With this and the Boxster

With this and the Boxster going down the 4cylinder turbo route means that a small sportcar with a modestly (ie enough power for the road and use all of it" with a six cylinder NA engine is well and truly dead. Not convinced by turbo charging - great when they are new but useless after a few years and the turbos stop working very well. How about an MX5 with a 2.5 V6 high revving engine, and no turbo - about 220-250bhp should suffice :)
jaz4 28 May 2016

Lol. turbo loss.. I think

Lol. turbo loss.. I think things have moved on.
Dont forget most cars have adapted response, so drive keenly then that is what you get, want sports mode, you need to do throttle body rest (by combination of ignition key switching) put it in sports mode and so on by that time even a fiat 500 will be going past you.

I am on my 5th z4. all previous have been straight 6. 3 at 2.5 last but one was 3.0. the 3.0 was sub 5.8s, but mpg was so bad below 30 mpg. Now my current is a 28 which is a 2.0 4 cylinder turbo. Had it 3 years from new and would never go back. Its faster at 5.5 and mpg over 38 beats everything before. I used to fill up once per week, now its 10 days so saving around £120 per month (pro rata now we are on a cheaper £/l). insurance lower, tax lower. Its got a higher maximum torque at lower revs and steady power all the way to red line. I rarely use the sports mode as its fast enough in normal mode.

So my turbo 4 cylinder is way better than a straight 6 2.5 or 3.0l and more than enough power for road and I dont certainly use all of it even after 3 years. Looking for a remap putting it over 310 if I wanted so good for below 5s but why.

How about twin turbo 3 cylinder 1.5l running at 250bhp. 0-60 below 5.5 seconds and mpg over 45...

ahaus 28 January 2016

could be such a nice car...

This is probably the best iteration of the baby SL-model to date, but it still misses the mark and could have been a stellar model rather than a niche compact coupe/cabrio.

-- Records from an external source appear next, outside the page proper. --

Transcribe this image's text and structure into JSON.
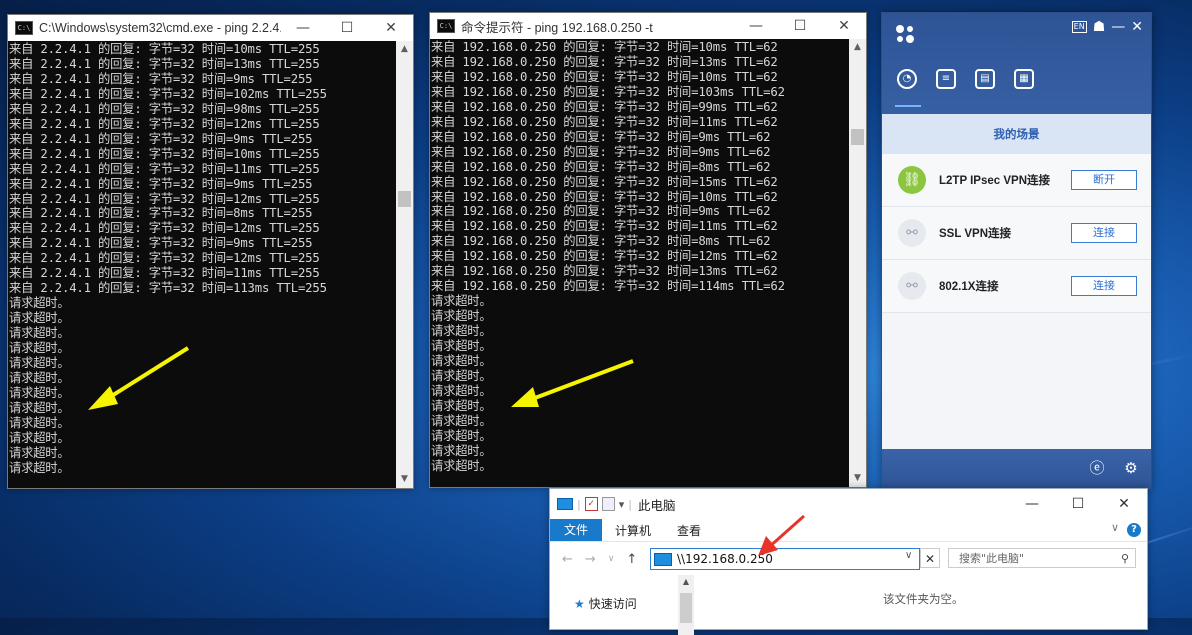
{
  "console1": {
    "title": "C:\\Windows\\system32\\cmd.exe - ping  2.2.4....",
    "lines": [
      "来自 2.2.4.1 的回复: 字节=32 时间=10ms TTL=255",
      "来自 2.2.4.1 的回复: 字节=32 时间=13ms TTL=255",
      "来自 2.2.4.1 的回复: 字节=32 时间=9ms TTL=255",
      "来自 2.2.4.1 的回复: 字节=32 时间=102ms TTL=255",
      "来自 2.2.4.1 的回复: 字节=32 时间=98ms TTL=255",
      "来自 2.2.4.1 的回复: 字节=32 时间=12ms TTL=255",
      "来自 2.2.4.1 的回复: 字节=32 时间=9ms TTL=255",
      "来自 2.2.4.1 的回复: 字节=32 时间=10ms TTL=255",
      "来自 2.2.4.1 的回复: 字节=32 时间=11ms TTL=255",
      "来自 2.2.4.1 的回复: 字节=32 时间=9ms TTL=255",
      "来自 2.2.4.1 的回复: 字节=32 时间=12ms TTL=255",
      "来自 2.2.4.1 的回复: 字节=32 时间=8ms TTL=255",
      "来自 2.2.4.1 的回复: 字节=32 时间=12ms TTL=255",
      "来自 2.2.4.1 的回复: 字节=32 时间=9ms TTL=255",
      "来自 2.2.4.1 的回复: 字节=32 时间=12ms TTL=255",
      "来自 2.2.4.1 的回复: 字节=32 时间=11ms TTL=255",
      "来自 2.2.4.1 的回复: 字节=32 时间=113ms TTL=255",
      "请求超时。",
      "请求超时。",
      "请求超时。",
      "请求超时。",
      "请求超时。",
      "请求超时。",
      "请求超时。",
      "请求超时。",
      "请求超时。",
      "请求超时。",
      "请求超时。",
      "请求超时。"
    ]
  },
  "console2": {
    "title": "命令提示符 - ping  192.168.0.250 -t",
    "lines": [
      "来自 192.168.0.250 的回复: 字节=32 时间=10ms TTL=62",
      "来自 192.168.0.250 的回复: 字节=32 时间=13ms TTL=62",
      "来自 192.168.0.250 的回复: 字节=32 时间=10ms TTL=62",
      "来自 192.168.0.250 的回复: 字节=32 时间=103ms TTL=62",
      "来自 192.168.0.250 的回复: 字节=32 时间=99ms TTL=62",
      "来自 192.168.0.250 的回复: 字节=32 时间=11ms TTL=62",
      "来自 192.168.0.250 的回复: 字节=32 时间=9ms TTL=62",
      "来自 192.168.0.250 的回复: 字节=32 时间=9ms TTL=62",
      "来自 192.168.0.250 的回复: 字节=32 时间=8ms TTL=62",
      "来自 192.168.0.250 的回复: 字节=32 时间=15ms TTL=62",
      "来自 192.168.0.250 的回复: 字节=32 时间=10ms TTL=62",
      "来自 192.168.0.250 的回复: 字节=32 时间=9ms TTL=62",
      "来自 192.168.0.250 的回复: 字节=32 时间=11ms TTL=62",
      "来自 192.168.0.250 的回复: 字节=32 时间=8ms TTL=62",
      "来自 192.168.0.250 的回复: 字节=32 时间=12ms TTL=62",
      "来自 192.168.0.250 的回复: 字节=32 时间=13ms TTL=62",
      "来自 192.168.0.250 的回复: 字节=32 时间=114ms TTL=62",
      "请求超时。",
      "请求超时。",
      "请求超时。",
      "请求超时。",
      "请求超时。",
      "请求超时。",
      "请求超时。",
      "请求超时。",
      "请求超时。",
      "请求超时。",
      "请求超时。",
      "请求超时。"
    ]
  },
  "window_controls": {
    "minimize": "—",
    "maximize": "☐",
    "close": "✕"
  },
  "vpn": {
    "scene_title": "我的场景",
    "lang_badge": "EN",
    "connections": [
      {
        "label": "L2TP IPsec VPN连接",
        "button": "断开",
        "connected": true
      },
      {
        "label": "SSL VPN连接",
        "button": "连接",
        "connected": false
      },
      {
        "label": "802.1X连接",
        "button": "连接",
        "connected": false
      }
    ],
    "accent": "#2e5496",
    "connected_color": "#8cc63f"
  },
  "explorer": {
    "title": "此电脑",
    "ribbon_tabs": [
      "文件",
      "计算机",
      "查看"
    ],
    "address": "\\\\192.168.0.250",
    "search_placeholder": "搜索\"此电脑\"",
    "quick_access": "快速访问",
    "empty_message": "该文件夹为空。",
    "help": "?"
  },
  "annotation_color": "#f5f500"
}
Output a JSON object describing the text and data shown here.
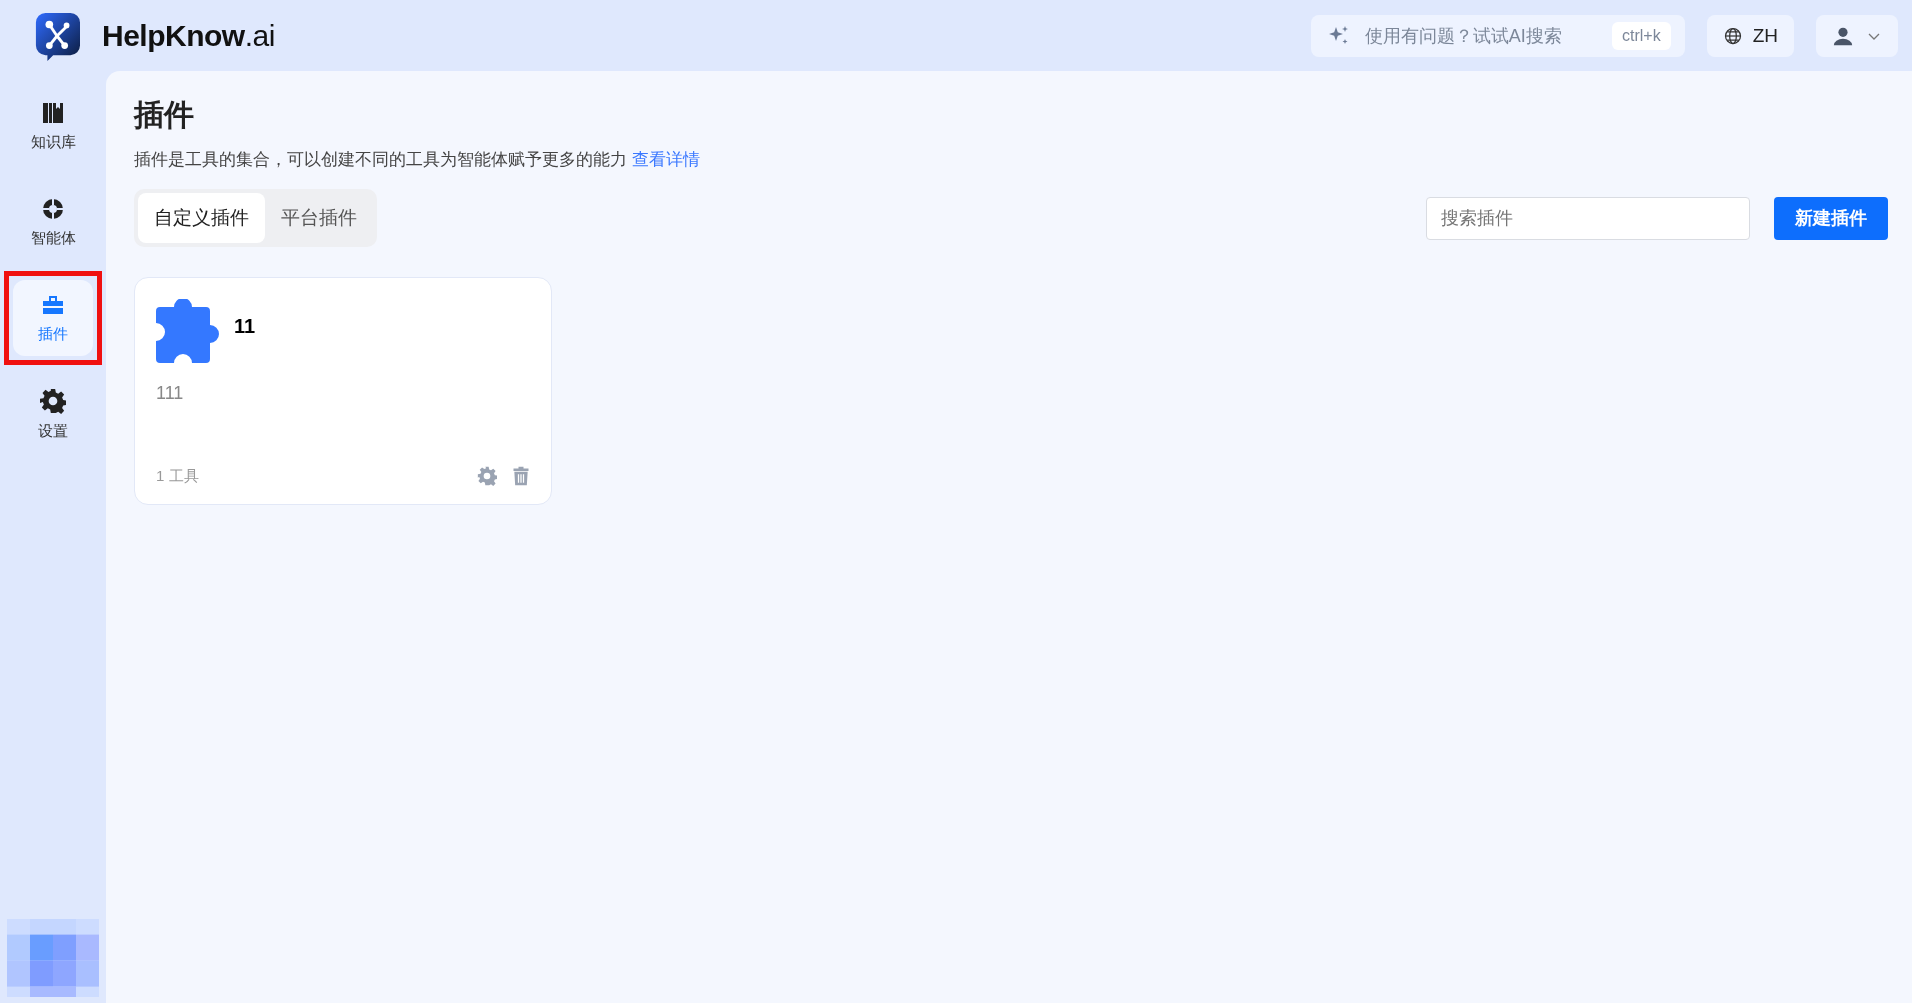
{
  "header": {
    "brand": "HelpKnow",
    "brand_suffix": ".ai",
    "ai_search": {
      "placeholder": "使用有问题？试试AI搜索",
      "shortcut": "ctrl+k"
    },
    "language": "ZH"
  },
  "sidebar": {
    "items": [
      {
        "kind": "library",
        "label": "知识库",
        "selected": false,
        "highlighted": false
      },
      {
        "kind": "agent",
        "label": "智能体",
        "selected": false,
        "highlighted": false
      },
      {
        "kind": "plugin",
        "label": "插件",
        "selected": true,
        "highlighted": true
      },
      {
        "kind": "settings",
        "label": "设置",
        "selected": false,
        "highlighted": false
      }
    ]
  },
  "page": {
    "title": "插件",
    "description": "插件是工具的集合，可以创建不同的工具为智能体赋予更多的能力",
    "details_link": "查看详情"
  },
  "tabs": [
    {
      "label": "自定义插件",
      "selected": true
    },
    {
      "label": "平台插件",
      "selected": false
    }
  ],
  "search": {
    "placeholder": "搜索插件"
  },
  "new_button": "新建插件",
  "plugins": [
    {
      "name": "11",
      "description": "111",
      "tools": "1 工具"
    }
  ]
}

First of all, the exterior styling is marred by the greenhouse design which hasn't changed since the first generation. The truncated rear quarter window still looks immature and still gives it a girlie coupe look.
The other fault is its interior where the components are carried over from an earlier C-class interior and the dash is so slab-sided and way too upright to be a sports car.
There is enough room to cant the centre stack an extra 30 degrees for a more sporty and elegant cockpit.

voyager12 12 January 2016

The first SLK...

looked right to me. It had the right proportions. After that one the SLK turned worse and very uninteresting.